◆ **WHAT TO PRODUCE**
Search the data for the string "Painter" and copy each line where it turns up.

== GIVEN INFORMATION ==

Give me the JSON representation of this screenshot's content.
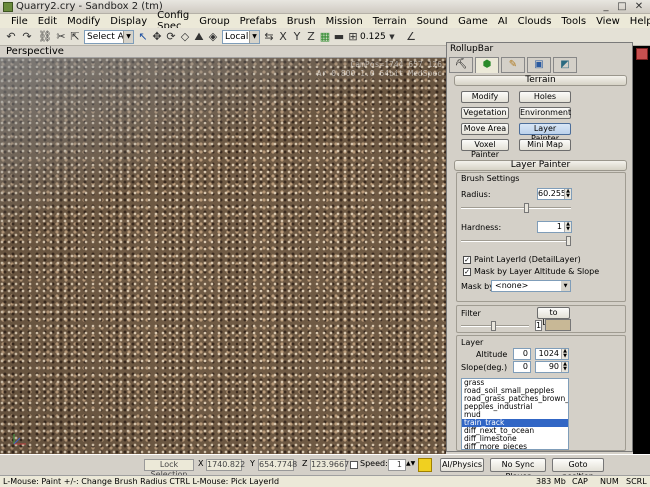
{
  "window": {
    "title": "Quarry2.cry - Sandbox 2 (tm)",
    "min": "_",
    "max": "□",
    "close": "✕"
  },
  "menu": [
    "File",
    "Edit",
    "Modify",
    "Display",
    "Config Spec",
    "Group",
    "Prefabs",
    "Brush",
    "Mission",
    "Terrain",
    "Sound",
    "Game",
    "AI",
    "Clouds",
    "Tools",
    "View",
    "Help"
  ],
  "toolbar": {
    "selection_filter": "Select All",
    "coord_system": "Local",
    "axis_x": "X",
    "axis_y": "Y",
    "axis_z": "Z",
    "grid_size": "0.125"
  },
  "viewport": {
    "title": "Perspective",
    "campos_line1": "CamPos=1744 657 126",
    "campos_line2": "Ar 0.800 1.0 64bit MedSpec"
  },
  "rollup": {
    "title": "RollupBar",
    "tabs": [
      "create-tab",
      "terrain-tab",
      "modelling-tab",
      "display-tab",
      "layers-tab"
    ],
    "terrain_header": "Terrain",
    "buttons": [
      "Modify",
      "Holes",
      "Vegetation",
      "Environment",
      "Move Area",
      "Layer Painter",
      "Voxel Painter",
      "Mini Map"
    ],
    "selected_button": "Layer Painter",
    "layer_painter_header": "Layer Painter",
    "brush_settings_label": "Brush Settings",
    "radius_label": "Radius:",
    "radius_value": "60.255",
    "radius_fraction": 0.6,
    "hardness_label": "Hardness:",
    "hardness_value": "1",
    "hardness_fraction": 1.0,
    "paint_layer_label": "Paint LayerId (DetailLayer)",
    "mask_altitude_label": "Mask by Layer Altitude & Slope",
    "mask_by_label": "Mask by",
    "mask_by_value": "<none>",
    "filter_label": "Filter",
    "to_layer_label": "to Layer",
    "filter_value": "1",
    "filter_color": "#c8b896",
    "layer_label": "Layer",
    "altitude_label": "Altitude",
    "altitude_min": "0",
    "altitude_max": "1024",
    "slope_label": "Slope(deg.)",
    "slope_min": "0",
    "slope_max": "90",
    "layers": [
      "grass",
      "road_soil_small_pepples",
      "road_grass_patches_brown_soil",
      "pepples_industrial",
      "mud",
      "train_track",
      "diff_next_to_ocean",
      "diff_limestone",
      "diff_more_pieces"
    ],
    "selected_layer": "train_track"
  },
  "bottom": {
    "lock_selection": "Lock Selection",
    "x_label": "X",
    "x_value": "1740.822",
    "y_label": "Y",
    "y_value": "654.7748",
    "z_label": "Z",
    "z_value": "123.9667",
    "speed_label": "Speed:",
    "speed_value": "1",
    "ai_physics": "AI/Physics",
    "no_sync_player": "No Sync Player",
    "goto_position": "Goto position"
  },
  "status": {
    "hint": "L-Mouse: Paint   +/-: Change Brush Radius   CTRL L-Mouse: Pick LayerId",
    "memory": "383 Mb",
    "cap": "CAP",
    "num": "NUM",
    "scrl": "SCRL"
  },
  "colors": {
    "selection_blue": "#3166c5",
    "rock": "#6f5a44"
  }
}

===

◆ **ANSWER TO THE EXERCISE**
      "Layer Painter",
      "Voxel Painter",
    "selected_button": "Layer Painter",
    "layer_painter_header": "Layer Painter",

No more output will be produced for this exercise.